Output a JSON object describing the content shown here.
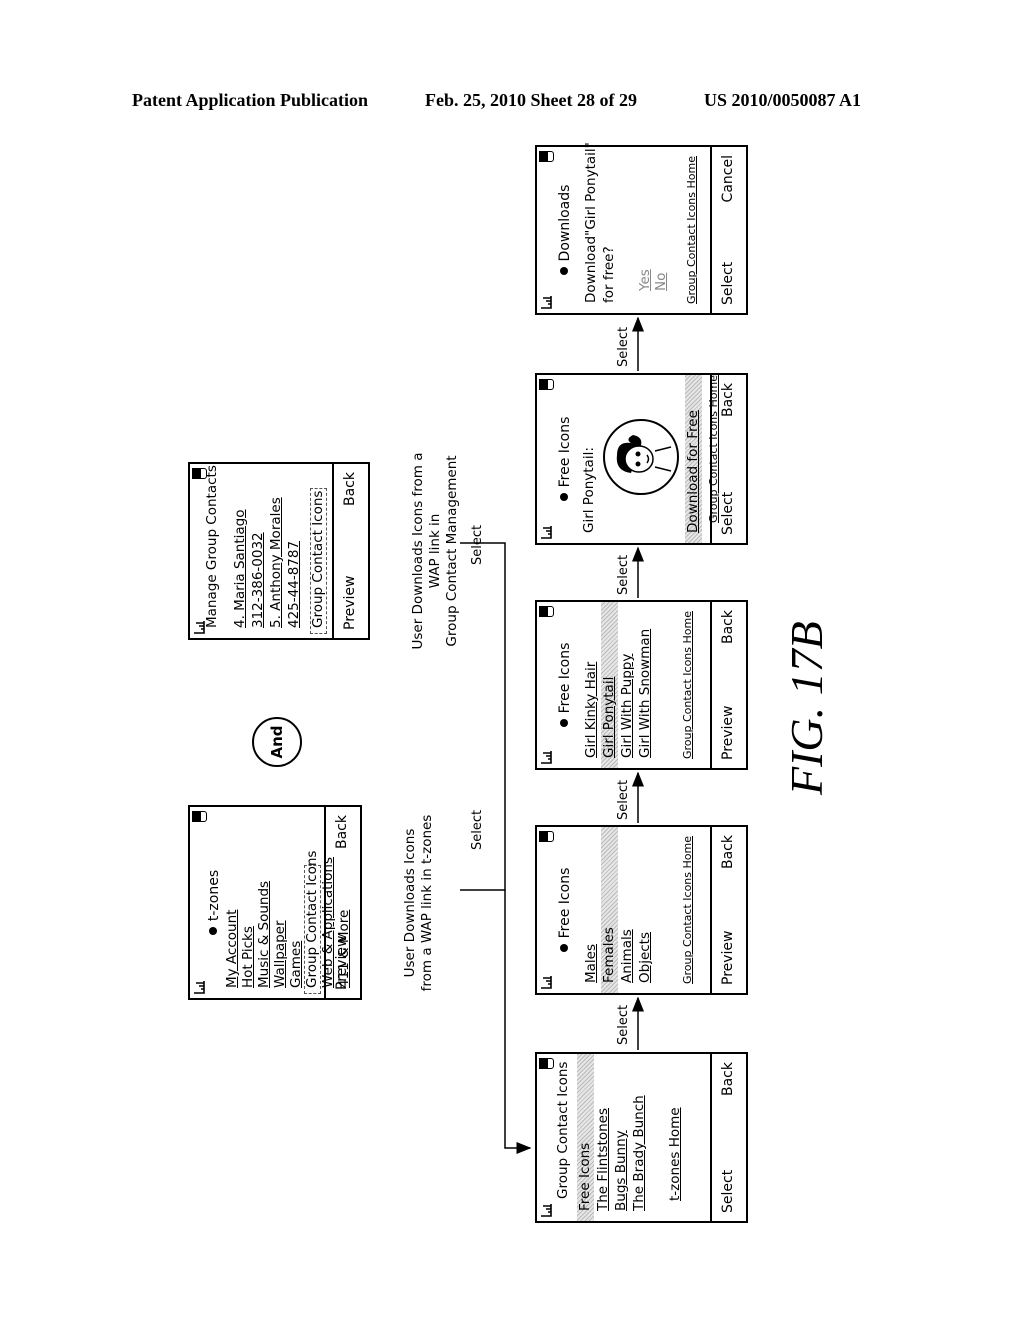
{
  "header": {
    "publication": "Patent Application Publication",
    "date_sheet": "Feb. 25, 2010   Sheet 28 of 29",
    "number": "US 2010/0050087 A1"
  },
  "figure_label": "FIG. 17B",
  "and_label": "And",
  "screens": {
    "tzones": {
      "title": "t-zones",
      "items": [
        "My Account",
        "Hot Picks",
        "Music & Sounds",
        "Wallpaper",
        "Games",
        "Group Contact Icons",
        "Web & Applications",
        "411 & More"
      ],
      "left_key": "Preview",
      "right_key": "Back",
      "caption_line1": "User Downloads Icons",
      "caption_line2": "from a WAP link in t-zones"
    },
    "manage": {
      "title": "Manage Group Contacts",
      "items": [
        "4. Maria Santiago",
        "312-386-0032",
        "5. Anthony Morales",
        "425-44-8787",
        "Group Contact Icons"
      ],
      "left_key": "Preview",
      "right_key": "Back",
      "caption_line1": "User Downloads Icons from a",
      "caption_line2": "WAP link in",
      "caption_line3": "Group Contact Management"
    },
    "gci": {
      "title": "Group Contact Icons",
      "items": [
        "Free Icons",
        "The Flintstones",
        "Bugs Bunny",
        "The Brady Bunch",
        "t-zones Home"
      ],
      "left_key": "Select",
      "right_key": "Back"
    },
    "free1": {
      "title": "Free Icons",
      "items": [
        "Males",
        "Females",
        "Animals",
        "Objects"
      ],
      "home_link": "Group Contact Icons Home",
      "left_key": "Preview",
      "right_key": "Back"
    },
    "free2": {
      "title": "Free Icons",
      "items": [
        "Girl Kinky Hair",
        "Girl Ponytail",
        "Girl With Puppy",
        "Girl With Snowman"
      ],
      "home_link": "Group Contact Icons Home",
      "left_key": "Preview",
      "right_key": "Back"
    },
    "ponytail": {
      "title": "Free Icons",
      "subtitle": "Girl Ponytail:",
      "action": "Download for Free",
      "home_link": "Group Contact Icons Home",
      "left_key": "Select",
      "right_key": "Back"
    },
    "downloads": {
      "title": "Downloads",
      "prompt_line1": "Download\"Girl Ponytail\"",
      "prompt_line2": "for free?",
      "options": [
        "Yes",
        "No"
      ],
      "home_link": "Group Contact Icons Home",
      "left_key": "Select",
      "right_key": "Cancel"
    }
  },
  "transitions": {
    "select": "Select"
  }
}
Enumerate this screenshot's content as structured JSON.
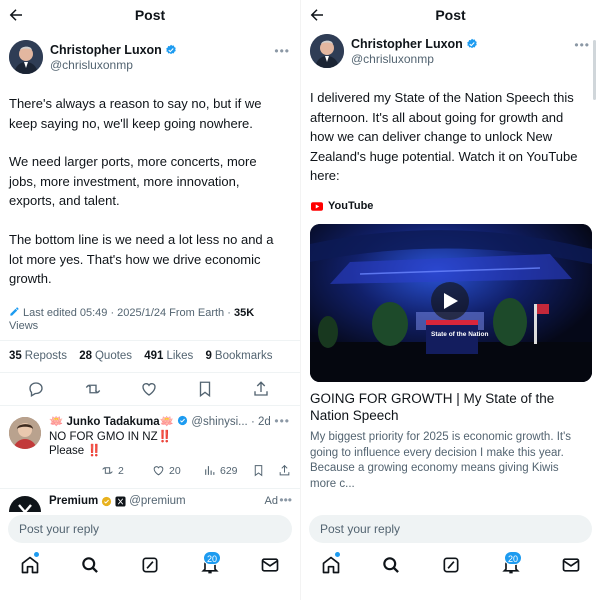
{
  "left": {
    "header": {
      "title": "Post"
    },
    "author": {
      "name": "Christopher Luxon",
      "handle": "@chrisluxonmp"
    },
    "body": {
      "p1": "There's always a reason to say no, but if we keep saying no, we'll keep going nowhere.",
      "p2": "We need larger ports, more concerts, more jobs, more investment, more innovation, exports, and talent.",
      "p3": "The bottom line is we need a lot less no and a lot more yes. That's how we drive economic growth."
    },
    "meta": {
      "edited": "Last edited 05:49 · 2025/1/24 From Earth ·",
      "views_count": "35K",
      "views_label": "Views"
    },
    "stats": {
      "reposts_count": "35",
      "reposts_label": "Reposts",
      "quotes_count": "28",
      "quotes_label": "Quotes",
      "likes_count": "491",
      "likes_label": "Likes",
      "bookmarks_count": "9",
      "bookmarks_label": "Bookmarks"
    },
    "reply": {
      "name": "🪷 Junko Tadakuma🪷",
      "handle": "@shinysi... · 2d",
      "line1": "NO FOR GMO IN NZ‼️",
      "line2": "Please ‼️",
      "retweets": "2",
      "likes": "20",
      "views": "629"
    },
    "ad": {
      "name": "Premium",
      "handle": "@premium",
      "tag": "Ad"
    },
    "reply_placeholder": "Post your reply",
    "notifications_badge": "20"
  },
  "right": {
    "header": {
      "title": "Post"
    },
    "author": {
      "name": "Christopher Luxon",
      "handle": "@chrisluxonmp"
    },
    "body": "I delivered my State of the Nation Speech this afternoon. It's all about going for growth and how we can deliver change to unlock New Zealand's huge potential. Watch it on YouTube here:",
    "card": {
      "source": "YouTube",
      "podium_text": "State of the Nation",
      "title": "GOING FOR GROWTH | My State of the Nation Speech",
      "description": "My biggest priority for 2025 is economic growth. It's going to influence every decision I make this year. Because a growing economy means giving Kiwis more c..."
    },
    "reply_placeholder": "Post your reply",
    "notifications_badge": "20"
  },
  "colors": {
    "accent": "#1d9bf0",
    "text": "#0f1419",
    "secondary": "#536471",
    "youtube": "#ff0000"
  }
}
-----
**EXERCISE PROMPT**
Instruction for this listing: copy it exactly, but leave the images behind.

**YOUR SOLUTION**
Output a JSON object describing the content shown here.
{
  "header": {
    "publication": "Patent Application Publication",
    "date_sheet": "Feb. 25, 2010   Sheet 28 of 29",
    "number": "US 2010/0050087 A1"
  },
  "figure_label": "FIG. 17B",
  "and_label": "And",
  "screens": {
    "tzones": {
      "title": "t-zones",
      "items": [
        "My Account",
        "Hot Picks",
        "Music & Sounds",
        "Wallpaper",
        "Games",
        "Group Contact Icons",
        "Web & Applications",
        "411 & More"
      ],
      "left_key": "Preview",
      "right_key": "Back",
      "caption_line1": "User Downloads Icons",
      "caption_line2": "from a WAP link in t-zones"
    },
    "manage": {
      "title": "Manage Group Contacts",
      "items": [
        "4. Maria Santiago",
        "312-386-0032",
        "5. Anthony Morales",
        "425-44-8787",
        "Group Contact Icons"
      ],
      "left_key": "Preview",
      "right_key": "Back",
      "caption_line1": "User Downloads Icons from a",
      "caption_line2": "WAP link in",
      "caption_line3": "Group Contact Management"
    },
    "gci": {
      "title": "Group Contact Icons",
      "items": [
        "Free Icons",
        "The Flintstones",
        "Bugs Bunny",
        "The Brady Bunch",
        "t-zones Home"
      ],
      "left_key": "Select",
      "right_key": "Back"
    },
    "free1": {
      "title": "Free Icons",
      "items": [
        "Males",
        "Females",
        "Animals",
        "Objects"
      ],
      "home_link": "Group Contact Icons Home",
      "left_key": "Preview",
      "right_key": "Back"
    },
    "free2": {
      "title": "Free Icons",
      "items": [
        "Girl Kinky Hair",
        "Girl Ponytail",
        "Girl With Puppy",
        "Girl With Snowman"
      ],
      "home_link": "Group Contact Icons Home",
      "left_key": "Preview",
      "right_key": "Back"
    },
    "ponytail": {
      "title": "Free Icons",
      "subtitle": "Girl Ponytail:",
      "action": "Download for Free",
      "home_link": "Group Contact Icons Home",
      "left_key": "Select",
      "right_key": "Back"
    },
    "downloads": {
      "title": "Downloads",
      "prompt_line1": "Download\"Girl Ponytail\"",
      "prompt_line2": "for free?",
      "options": [
        "Yes",
        "No"
      ],
      "home_link": "Group Contact Icons Home",
      "left_key": "Select",
      "right_key": "Cancel"
    }
  },
  "transitions": {
    "select": "Select"
  }
}
Enumerate this screenshot's content as structured JSON.
{
  "left": {
    "header": {
      "title": "Post"
    },
    "author": {
      "name": "Christopher Luxon",
      "handle": "@chrisluxonmp"
    },
    "body": {
      "p1": "There's always a reason to say no, but if we keep saying no, we'll keep going nowhere.",
      "p2": "We need larger ports, more concerts, more jobs, more investment, more innovation, exports, and talent.",
      "p3": "The bottom line is we need a lot less no and a lot more yes. That's how we drive economic growth."
    },
    "meta": {
      "edited": "Last edited 05:49 · 2025/1/24 From Earth ·",
      "views_count": "35K",
      "views_label": "Views"
    },
    "stats": {
      "reposts_count": "35",
      "reposts_label": "Reposts",
      "quotes_count": "28",
      "quotes_label": "Quotes",
      "likes_count": "491",
      "likes_label": "Likes",
      "bookmarks_count": "9",
      "bookmarks_label": "Bookmarks"
    },
    "reply": {
      "name": "🪷 Junko Tadakuma🪷",
      "handle": "@shinysi... · 2d",
      "line1": "NO FOR GMO IN NZ‼️",
      "line2": "Please ‼️",
      "retweets": "2",
      "likes": "20",
      "views": "629"
    },
    "ad": {
      "name": "Premium",
      "handle": "@premium",
      "tag": "Ad"
    },
    "reply_placeholder": "Post your reply",
    "notifications_badge": "20"
  },
  "right": {
    "header": {
      "title": "Post"
    },
    "author": {
      "name": "Christopher Luxon",
      "handle": "@chrisluxonmp"
    },
    "body": "I delivered my State of the Nation Speech this afternoon. It's all about going for growth and how we can deliver change to unlock New Zealand's huge potential. Watch it on YouTube here:",
    "card": {
      "source": "YouTube",
      "podium_text": "State of the Nation",
      "title": "GOING FOR GROWTH | My State of the Nation Speech",
      "description": "My biggest priority for 2025 is economic growth. It's going to influence every decision I make this year. Because a growing economy means giving Kiwis more c..."
    },
    "reply_placeholder": "Post your reply",
    "notifications_badge": "20"
  },
  "colors": {
    "accent": "#1d9bf0",
    "text": "#0f1419",
    "secondary": "#536471",
    "youtube": "#ff0000"
  }
}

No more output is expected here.